More to the point, the provision of these public goods by a private organization has the potential to sap the energy to address these problems from government entirely, making the application of power all the more disturbing: it’s one thing if a charity provides 1% or even 10% of a school’s budget, but it’s quite another if a charity ends up providing 100% of a school’s budget. In the former situation, the private group or individual gets a seat at the table; in the latter, the private group gets the ONLY seat at the table.
And maybe that’s what’s happened with the Avengers – they have become too powerful, and the world too dependent on their power to solve the world’s problems. While we might be OK with that level of power when Captain America is making decisions we agree with, or when we, the audience, get to see how the decisions get made. But to the average person living in the MCU, all the see is a small group of strangers making world altering decisions, far outside the public eye – and so it’s understandable if they start to get scared of what happens when, say, the world is threatened by one of Steve Rogers childhood friends.
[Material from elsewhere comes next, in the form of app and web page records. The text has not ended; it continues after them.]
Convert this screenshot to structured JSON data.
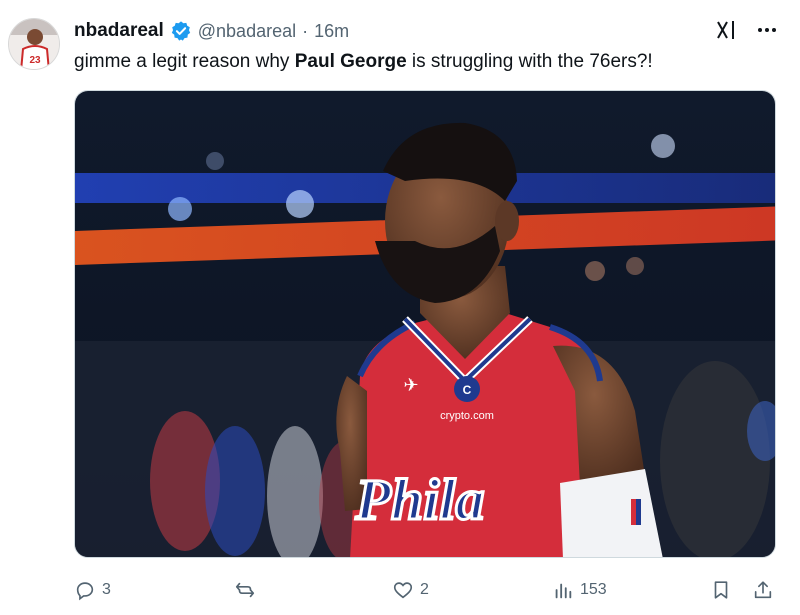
{
  "post": {
    "display_name": "nbadareal",
    "handle": "@nbadareal",
    "separator": "·",
    "time": "16m",
    "text_before": "gimme a legit reason why ",
    "text_bold": "Paul George",
    "text_after": " is struggling with the 76ers?!"
  },
  "media": {
    "jersey_text": "Phila",
    "sponsor_text": "crypto.com"
  },
  "actions": {
    "replies": "3",
    "reposts": "",
    "likes": "2",
    "views": "153"
  },
  "colors": {
    "verified": "#1d9bf0",
    "secondary_text": "#536471",
    "jersey_red": "#d42d3b",
    "jersey_blue": "#1f3a8f"
  }
}
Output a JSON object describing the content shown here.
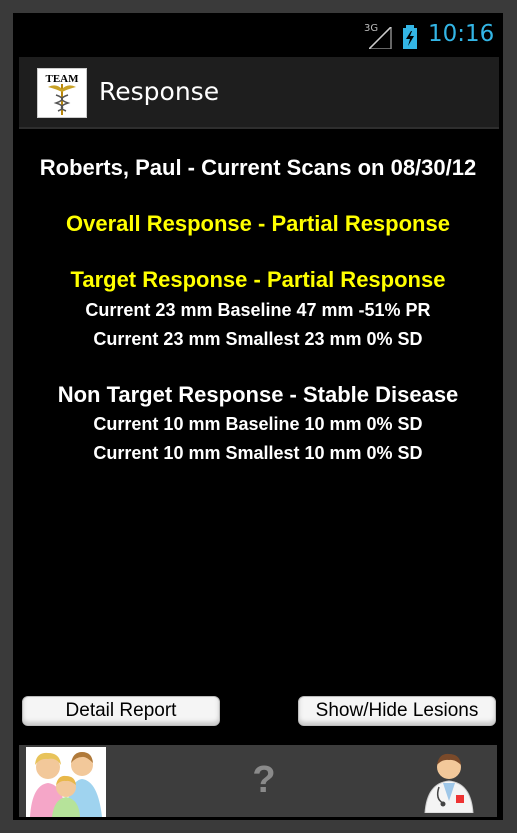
{
  "status_bar": {
    "network": "3G",
    "time": "10:16"
  },
  "action_bar": {
    "logo_text": "TEAM",
    "title": "Response"
  },
  "report": {
    "header": "Roberts, Paul - Current Scans on 08/30/12",
    "overall": "Overall Response - Partial Response",
    "target": {
      "heading": "Target Response - Partial Response",
      "baseline_line": "Current 23 mm Baseline 47 mm -51% PR",
      "smallest_line": "Current 23 mm Smallest 23 mm 0% SD"
    },
    "non_target": {
      "heading": "Non Target Response - Stable Disease",
      "baseline_line": "Current 10 mm Baseline 10 mm 0% SD",
      "smallest_line": "Current 10 mm Smallest 10 mm 0% SD"
    }
  },
  "buttons": {
    "detail_report": "Detail Report",
    "show_hide_lesions": "Show/Hide Lesions"
  },
  "bottom_bar": {
    "help": "?"
  },
  "colors": {
    "highlight": "#ffff00",
    "clock": "#33b5e5"
  },
  "icons": [
    "signal-icon",
    "battery-charging-icon",
    "caduceus-icon",
    "family-icon",
    "help-icon",
    "doctor-icon"
  ]
}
Consider the following scenario: a billionaire decides that global warming is an existential threat to the world. So he starts construction on a geoengineering project, designed to inject aerosols high into the stratosphere, lowering world temperatures. This isn’t fantasy – indeed, it’s likely possible given existing technologies.
If you believe that global warming is a threat, maybe you’d cheer this project – but much more likely, you’d be terrified. Even if you thought that the geoengineering project in question was fundamentally a sound proposition, you might balk at the idea of a single person with their hand on the global thermostat, completely unaccountable to the desires of the rest of the globe. The point of your objection wouldn’t be policy: the point would be simple accountability and transparency. A project like that could never hope to have the degree of legitimacy needed for people to accept it.
But on the other hand, maybe a project like that is the only hope of finding a workable solution to a pressing problem. That’s Captain America’s position – there’s a problem, he can solve it, and he’s not going to let some narrow-minded politician stand in his way.
In the end, one of the things that makes Civil War work is that we can sympathize with both Tony and Steve: we want to believe in democratic institutions, and the in primacy of the rule of law, but at the same time we want our heroes to be able to solve our problems without going through a mountain of redtape, beset on all sides by petty political wrangling.